__WORK TO COMPLETE__. Copying task for the records below: reproduce each one exactly and drop the pictures.

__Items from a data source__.
________________________________________

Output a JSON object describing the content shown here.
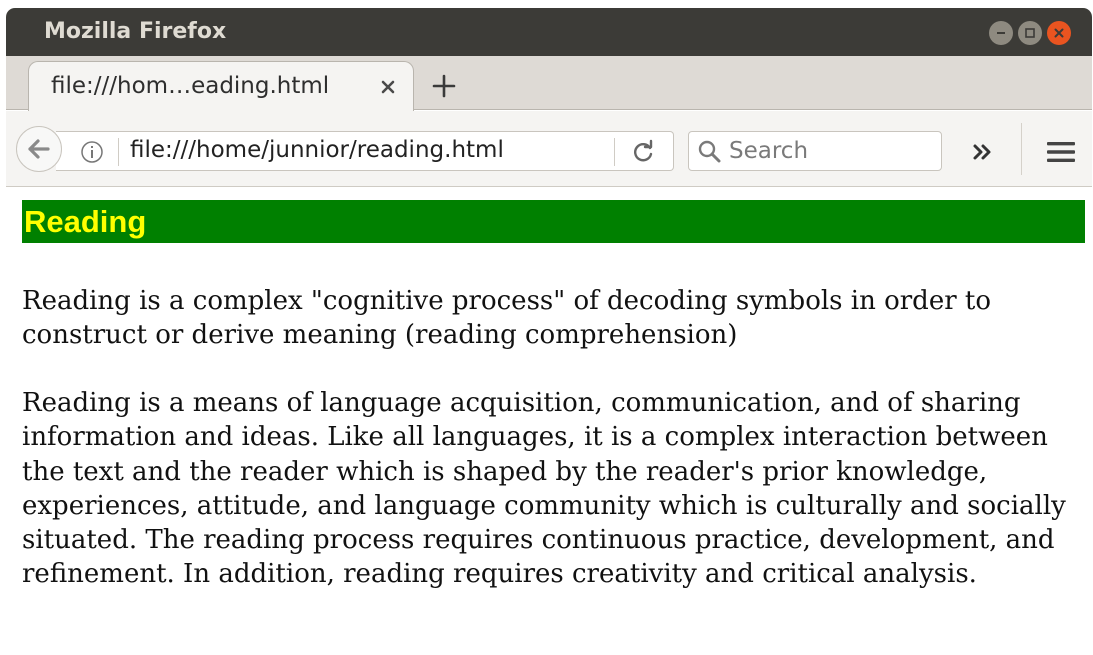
{
  "window": {
    "title": "Mozilla Firefox"
  },
  "tab": {
    "label": "file:///hom…eading.html"
  },
  "navbar": {
    "url": "file:///home/junnior/reading.html",
    "search_placeholder": "Search"
  },
  "page": {
    "heading": "Reading",
    "paragraph1": "Reading is a complex \"cognitive process\" of decoding symbols in order to construct or derive meaning (reading comprehension)",
    "paragraph2": "Reading is a means of language acquisition, communication, and of sharing information and ideas. Like all languages, it is a complex interaction between the text and the reader which is shaped by the reader's prior knowledge, experiences, attitude, and language community which is culturally and socially situated. The reading process requires continuous practice, development, and refinement. In addition, reading requires creativity and critical analysis."
  },
  "colors": {
    "heading_background": "#008000",
    "heading_text": "#ffff00",
    "close_button": "#e95420",
    "titlebar": "#3c3b37"
  },
  "icons": {
    "minimize": "minimize-icon",
    "maximize": "maximize-icon",
    "close": "close-icon",
    "tab_close": "close-icon",
    "new_tab": "plus-icon",
    "back": "back-arrow-icon",
    "info": "info-icon",
    "reload": "reload-icon",
    "search": "search-icon",
    "overflow": "chevron-double-right-icon",
    "menu": "hamburger-menu-icon"
  }
}
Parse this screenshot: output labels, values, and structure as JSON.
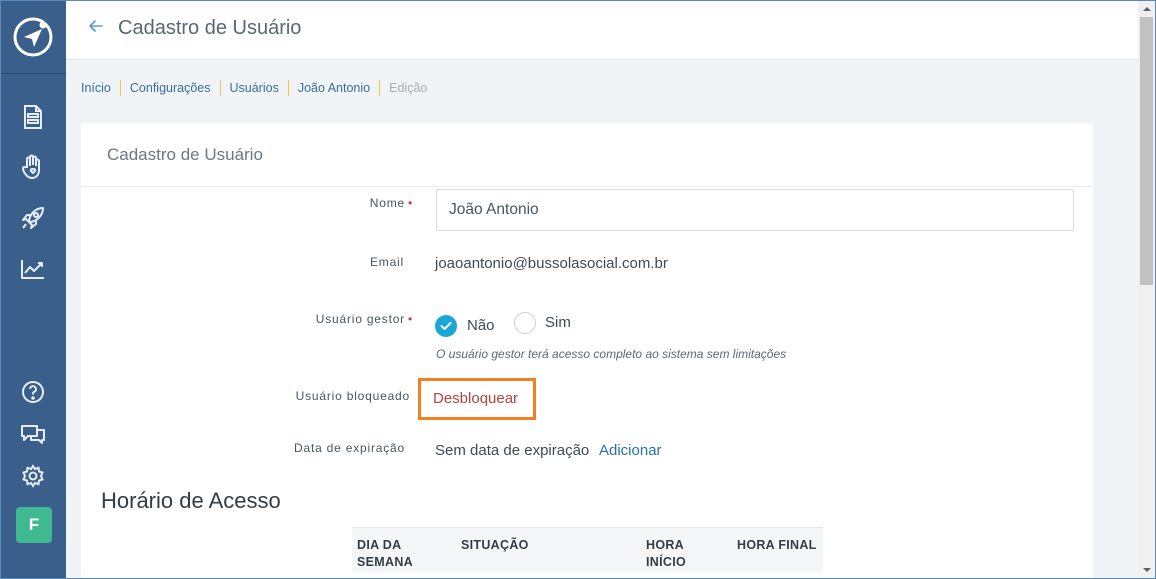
{
  "header": {
    "title": "Cadastro de Usuário"
  },
  "breadcrumb": [
    "Início",
    "Configurações",
    "Usuários",
    "João Antonio",
    "Edição"
  ],
  "card": {
    "title": "Cadastro de Usuário"
  },
  "form": {
    "name_label": "Nome",
    "name_value": "João Antonio",
    "email_label": "Email",
    "email_value": "joaoantonio@bussolasocial.com.br",
    "manager_label": "Usuário gestor",
    "manager_no": "Não",
    "manager_yes": "Sim",
    "manager_selected": "Não",
    "manager_hint": "O usuário gestor terá acesso completo ao sistema sem limitações",
    "blocked_label": "Usuário bloqueado",
    "unlock_link": "Desbloquear",
    "expiration_label": "Data de expiração",
    "expiration_value": "Sem data de expiração",
    "add_link": "Adicionar",
    "required_mark": "•"
  },
  "access": {
    "title": "Horário de Acesso",
    "columns": [
      "DIA DA SEMANA",
      "SITUAÇÃO",
      "HORA INÍCIO",
      "HORA FINAL"
    ]
  },
  "sidebar": {
    "avatar_letter": "F",
    "icons": [
      "document-icon",
      "hand-heart-icon",
      "rocket-icon",
      "chart-icon",
      "help-icon",
      "chat-icon",
      "gear-icon"
    ]
  },
  "colors": {
    "sidebar": "#3a5f8a",
    "accent": "#1aa7d6",
    "highlight": "#f47f20",
    "unlock": "#b2443b",
    "avatar": "#3fb98f"
  }
}
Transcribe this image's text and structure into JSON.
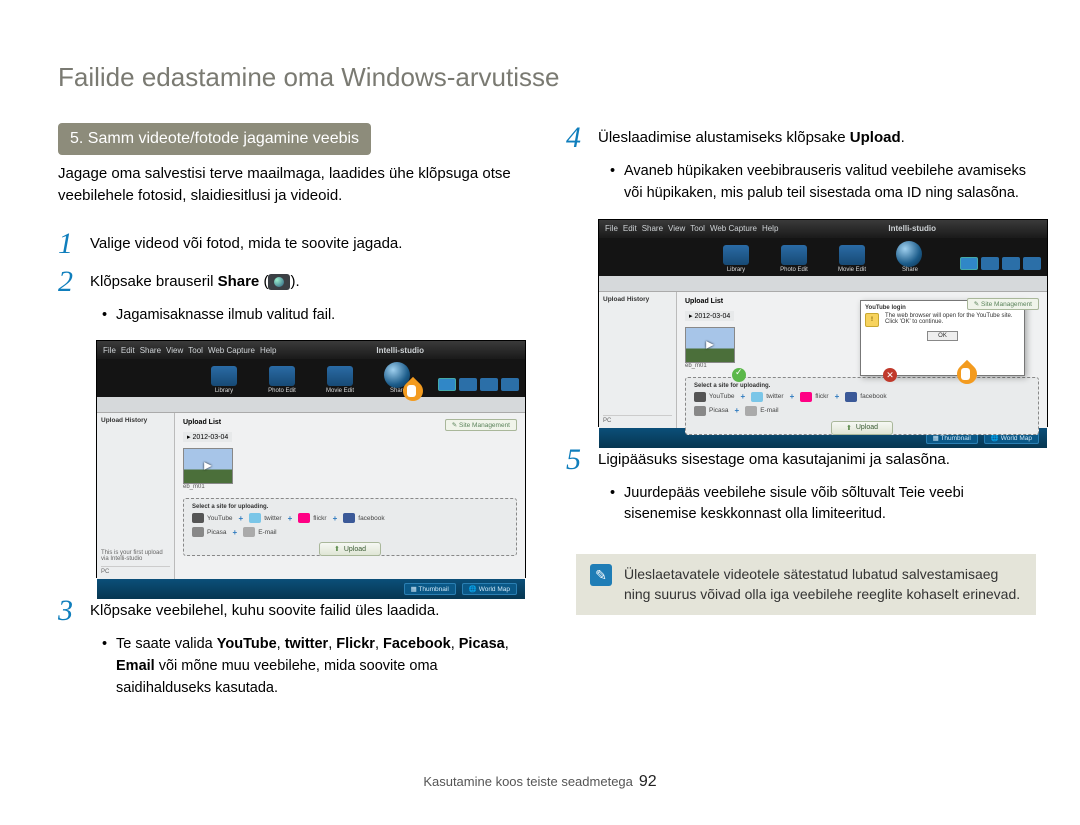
{
  "page_title": "Failide edastamine oma Windows-arvutisse",
  "step_header": "5. Samm videote/fotode jagamine veebis",
  "intro": "Jagage oma salvestisi terve maailmaga, laadides ühe klõpsuga otse veebilehele fotosid, slaidiesitlusi ja videoid.",
  "steps": {
    "s1": {
      "num": "1",
      "text": "Valige videod või fotod, mida te soovite jagada."
    },
    "s2": {
      "num": "2",
      "text_pre": "Klõpsake brauseril ",
      "bold": "Share",
      "text_post": " (",
      "close": ").",
      "bullet": "Jagamisaknasse ilmub valitud fail."
    },
    "s3": {
      "num": "3",
      "text": "Klõpsake veebilehel, kuhu soovite failid üles laadida.",
      "bullet_pre": "Te saate valida ",
      "b_yt": "YouTube",
      "b_tw": "twitter",
      "b_fl": "Flickr",
      "b_fb": "Facebook",
      "b_pc": "Picasa",
      "b_em": "Email",
      "bullet_post": " või mõne muu veebilehe, mida soovite oma saidihalduseks kasutada."
    },
    "s4": {
      "num": "4",
      "text_pre": "Üleslaadimise alustamiseks klõpsake ",
      "bold": "Upload",
      "text_post": ".",
      "bullet": "Avaneb hüpikaken veebibrauseris valitud veebilehe avamiseks või hüpikaken, mis palub teil sisestada oma ID ning salasõna."
    },
    "s5": {
      "num": "5",
      "text": "Ligipääsuks sisestage oma kasutajanimi ja salasõna.",
      "bullet": "Juurdepääs veebilehe sisule võib sõltuvalt Teie veebi sisenemise keskkonnast olla limiteeritud."
    }
  },
  "note": "Üleslaetavatele videotele sätestatud lubatud salvestamisaeg ning suurus võivad olla iga veebilehe reeglite kohaselt erinevad.",
  "footer": {
    "section": "Kasutamine koos teiste seadmetega",
    "page": "92"
  },
  "shot": {
    "menu": {
      "file": "File",
      "edit": "Edit",
      "share": "Share",
      "view": "View",
      "tool": "Tool",
      "capture": "Web Capture",
      "help": "Help"
    },
    "brand": "Intelli-studio",
    "tb": {
      "library": "Library",
      "photo": "Photo Edit",
      "movie": "Movie Edit",
      "share": "Share"
    },
    "panel": {
      "history": "Upload History",
      "list": "Upload List",
      "date": "2012-03-04",
      "file": "eb_m01",
      "prev": "PC",
      "select": "Select a site for uploading.",
      "upload": "Upload",
      "sm": "Site Management"
    },
    "svc": {
      "yt": "YouTube",
      "tw": "twitter",
      "fl": "flickr",
      "fb": "facebook",
      "em": "E-mail"
    },
    "ftr": {
      "thumb": "Thumbnail",
      "map": "World Map"
    },
    "modal": {
      "title": "YouTube login",
      "text": "The web browser will open for the YouTube site. Click 'OK' to continue.",
      "ok": "OK"
    }
  }
}
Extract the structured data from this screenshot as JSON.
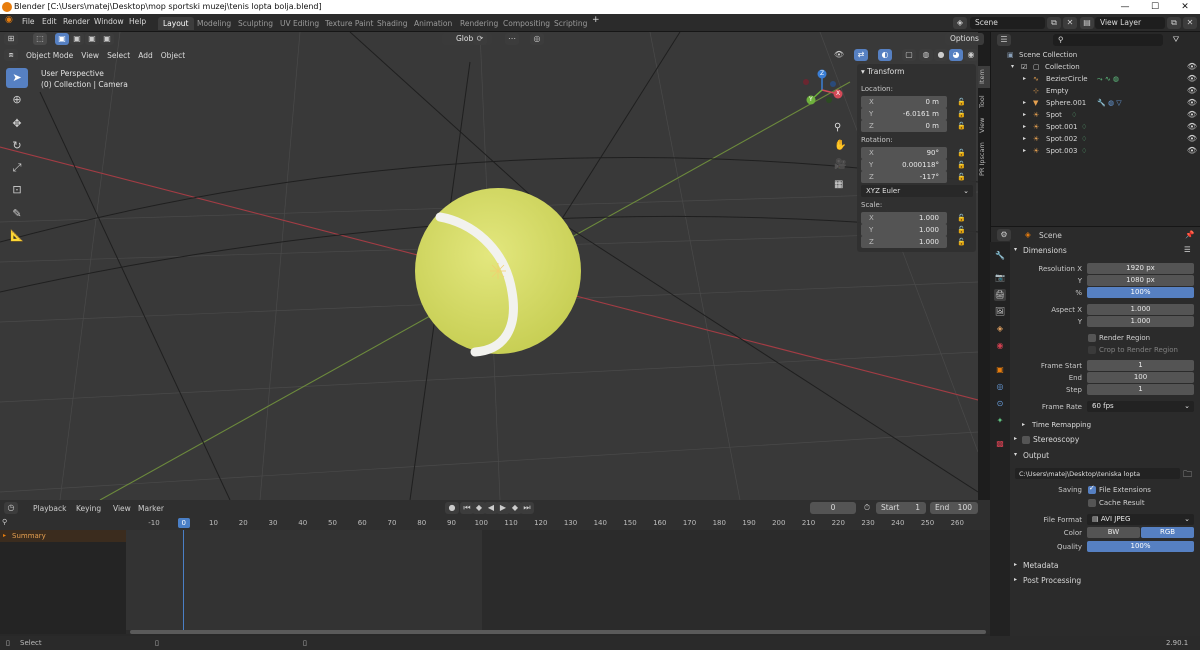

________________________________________

__TASK OUTPUT__.
Output a JSON object describing the content shown here.
{
  "window": {
    "title": "Mozilla Firefox"
  },
  "tab": {
    "label": "file:///hom…eading.html"
  },
  "navbar": {
    "url": "file:///home/junnior/reading.html",
    "search_placeholder": "Search"
  },
  "page": {
    "heading": "Reading",
    "paragraph1": "Reading is a complex \"cognitive process\" of decoding symbols in order to construct or derive meaning (reading comprehension)",
    "paragraph2": "Reading is a means of language acquisition, communication, and of sharing information and ideas. Like all languages, it is a complex interaction between the text and the reader which is shaped by the reader's prior knowledge, experiences, attitude, and language community which is culturally and socially situated. The reading process requires continuous practice, development, and refinement. In addition, reading requires creativity and critical analysis."
  },
  "colors": {
    "heading_background": "#008000",
    "heading_text": "#ffff00",
    "close_button": "#e95420",
    "titlebar": "#3c3b37"
  },
  "icons": {
    "minimize": "minimize-icon",
    "maximize": "maximize-icon",
    "close": "close-icon",
    "tab_close": "close-icon",
    "new_tab": "plus-icon",
    "back": "back-arrow-icon",
    "info": "info-icon",
    "reload": "reload-icon",
    "search": "search-icon",
    "overflow": "chevron-double-right-icon",
    "menu": "hamburger-menu-icon"
  }
}
Parse this screenshot: output labels, values, and structure as JSON.
{
  "header": {
    "title": "Cadastro de Usuário"
  },
  "breadcrumb": [
    "Início",
    "Configurações",
    "Usuários",
    "João Antonio",
    "Edição"
  ],
  "card": {
    "title": "Cadastro de Usuário"
  },
  "form": {
    "name_label": "Nome",
    "name_value": "João Antonio",
    "email_label": "Email",
    "email_value": "joaoantonio@bussolasocial.com.br",
    "manager_label": "Usuário gestor",
    "manager_no": "Não",
    "manager_yes": "Sim",
    "manager_selected": "Não",
    "manager_hint": "O usuário gestor terá acesso completo ao sistema sem limitações",
    "blocked_label": "Usuário bloqueado",
    "unlock_link": "Desbloquear",
    "expiration_label": "Data de expiração",
    "expiration_value": "Sem data de expiração",
    "add_link": "Adicionar",
    "required_mark": "•"
  },
  "access": {
    "title": "Horário de Acesso",
    "columns": [
      "DIA DA SEMANA",
      "SITUAÇÃO",
      "HORA INÍCIO",
      "HORA FINAL"
    ]
  },
  "sidebar": {
    "avatar_letter": "F",
    "icons": [
      "document-icon",
      "hand-heart-icon",
      "rocket-icon",
      "chart-icon",
      "help-icon",
      "chat-icon",
      "gear-icon"
    ]
  },
  "colors": {
    "sidebar": "#3a5f8a",
    "accent": "#1aa7d6",
    "highlight": "#f47f20",
    "unlock": "#b2443b",
    "avatar": "#3fb98f"
  }
}
Transcribe this image's text and structure into JSON.
{
  "page_title": "Failide edastamine oma Windows-arvutisse",
  "step_header": "5. Samm videote/fotode jagamine veebis",
  "intro": "Jagage oma salvestisi terve maailmaga, laadides ühe klõpsuga otse veebilehele fotosid, slaidiesitlusi ja videoid.",
  "steps": {
    "s1": {
      "num": "1",
      "text": "Valige videod või fotod, mida te soovite jagada."
    },
    "s2": {
      "num": "2",
      "text_pre": "Klõpsake brauseril ",
      "bold": "Share",
      "text_post": " (",
      "close": ").",
      "bullet": "Jagamisaknasse ilmub valitud fail."
    },
    "s3": {
      "num": "3",
      "text": "Klõpsake veebilehel, kuhu soovite failid üles laadida.",
      "bullet_pre": "Te saate valida ",
      "b_yt": "YouTube",
      "b_tw": "twitter",
      "b_fl": "Flickr",
      "b_fb": "Facebook",
      "b_pc": "Picasa",
      "b_em": "Email",
      "bullet_post": " või mõne muu veebilehe, mida soovite oma saidihalduseks kasutada."
    },
    "s4": {
      "num": "4",
      "text_pre": "Üleslaadimise alustamiseks klõpsake ",
      "bold": "Upload",
      "text_post": ".",
      "bullet": "Avaneb hüpikaken veebibrauseris valitud veebilehe avamiseks või hüpikaken, mis palub teil sisestada oma ID ning salasõna."
    },
    "s5": {
      "num": "5",
      "text": "Ligipääsuks sisestage oma kasutajanimi ja salasõna.",
      "bullet": "Juurdepääs veebilehe sisule võib sõltuvalt Teie veebi sisenemise keskkonnast olla limiteeritud."
    }
  },
  "note": "Üleslaetavatele videotele sätestatud lubatud salvestamisaeg ning suurus võivad olla iga veebilehe reeglite kohaselt erinevad.",
  "footer": {
    "section": "Kasutamine koos teiste seadmetega",
    "page": "92"
  },
  "shot": {
    "menu": {
      "file": "File",
      "edit": "Edit",
      "share": "Share",
      "view": "View",
      "tool": "Tool",
      "capture": "Web Capture",
      "help": "Help"
    },
    "brand": "Intelli-studio",
    "tb": {
      "library": "Library",
      "photo": "Photo Edit",
      "movie": "Movie Edit",
      "share": "Share"
    },
    "panel": {
      "history": "Upload History",
      "list": "Upload List",
      "date": "2012-03-04",
      "file": "eb_m01",
      "prev": "PC",
      "select": "Select a site for uploading.",
      "upload": "Upload",
      "sm": "Site Management"
    },
    "svc": {
      "yt": "YouTube",
      "tw": "twitter",
      "fl": "flickr",
      "fb": "facebook",
      "em": "E-mail"
    },
    "ftr": {
      "thumb": "Thumbnail",
      "map": "World Map"
    },
    "modal": {
      "title": "YouTube login",
      "text": "The web browser will open for the YouTube site. Click 'OK' to continue.",
      "ok": "OK"
    }
  }
}
Extract the structured data from this screenshot as JSON.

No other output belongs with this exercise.